---------- SUPPLIED MATERIAL ----------

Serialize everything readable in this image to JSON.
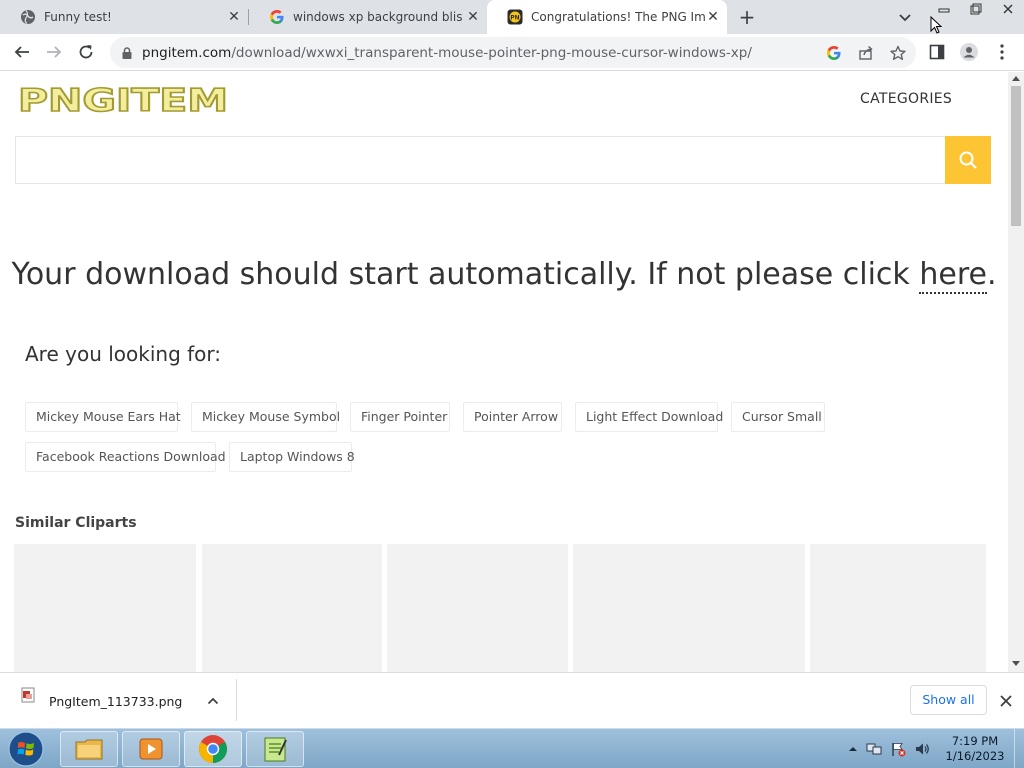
{
  "browser": {
    "tabs": [
      {
        "title": "Funny test!",
        "favicon": "globe-icon"
      },
      {
        "title": "windows xp background bliss - G",
        "favicon": "google-icon"
      },
      {
        "title": "Congratulations! The PNG Image",
        "favicon": "pngitem-icon"
      }
    ],
    "url_host": "pngitem.com",
    "url_path": "/download/wxwxi_transparent-mouse-pointer-png-mouse-cursor-windows-xp/"
  },
  "site": {
    "logo_text": "PNGITEM",
    "nav_categories": "CATEGORIES",
    "search_value": "",
    "search_placeholder": "",
    "colors": {
      "accent": "#fdc533",
      "logo_fill": "#f3ee9e",
      "logo_stroke": "#a39a31"
    }
  },
  "download_message": {
    "text": "Your download should start automatically. If not please click ",
    "link": "here",
    "end": "."
  },
  "looking_for": {
    "heading": "Are you looking for:",
    "tags": [
      "Mickey Mouse Ears Hat",
      "Mickey Mouse Symbol",
      "Finger Pointer",
      "Pointer Arrow",
      "Light Effect Download",
      "Cursor Small",
      "Facebook Reactions Download",
      "Laptop Windows 8"
    ]
  },
  "similar": {
    "heading": "Similar Cliparts"
  },
  "download_bar": {
    "file_name": "PngItem_113733.png",
    "show_all": "Show all"
  },
  "taskbar": {
    "time": "7:19 PM",
    "date": "1/16/2023",
    "apps": [
      "folder-icon",
      "media-player-icon",
      "chrome-icon",
      "notepad-icon"
    ]
  }
}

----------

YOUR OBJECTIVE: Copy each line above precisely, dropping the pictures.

REPLY:
Serialize everything readable in this image to JSON.
{
  "browser": {
    "tabs": [
      {
        "title": "Funny test!",
        "favicon": "globe-icon"
      },
      {
        "title": "windows xp background bliss - G",
        "favicon": "google-icon"
      },
      {
        "title": "Congratulations! The PNG Image",
        "favicon": "pngitem-icon"
      }
    ],
    "url_host": "pngitem.com",
    "url_path": "/download/wxwxi_transparent-mouse-pointer-png-mouse-cursor-windows-xp/"
  },
  "site": {
    "logo_text": "PNGITEM",
    "nav_categories": "CATEGORIES",
    "search_value": "",
    "search_placeholder": "",
    "colors": {
      "accent": "#fdc533",
      "logo_fill": "#f3ee9e",
      "logo_stroke": "#a39a31"
    }
  },
  "download_message": {
    "text": "Your download should start automatically. If not please click ",
    "link": "here",
    "end": "."
  },
  "looking_for": {
    "heading": "Are you looking for:",
    "tags": [
      "Mickey Mouse Ears Hat",
      "Mickey Mouse Symbol",
      "Finger Pointer",
      "Pointer Arrow",
      "Light Effect Download",
      "Cursor Small",
      "Facebook Reactions Download",
      "Laptop Windows 8"
    ]
  },
  "similar": {
    "heading": "Similar Cliparts"
  },
  "download_bar": {
    "file_name": "PngItem_113733.png",
    "show_all": "Show all"
  },
  "taskbar": {
    "time": "7:19 PM",
    "date": "1/16/2023",
    "apps": [
      "folder-icon",
      "media-player-icon",
      "chrome-icon",
      "notepad-icon"
    ]
  }
}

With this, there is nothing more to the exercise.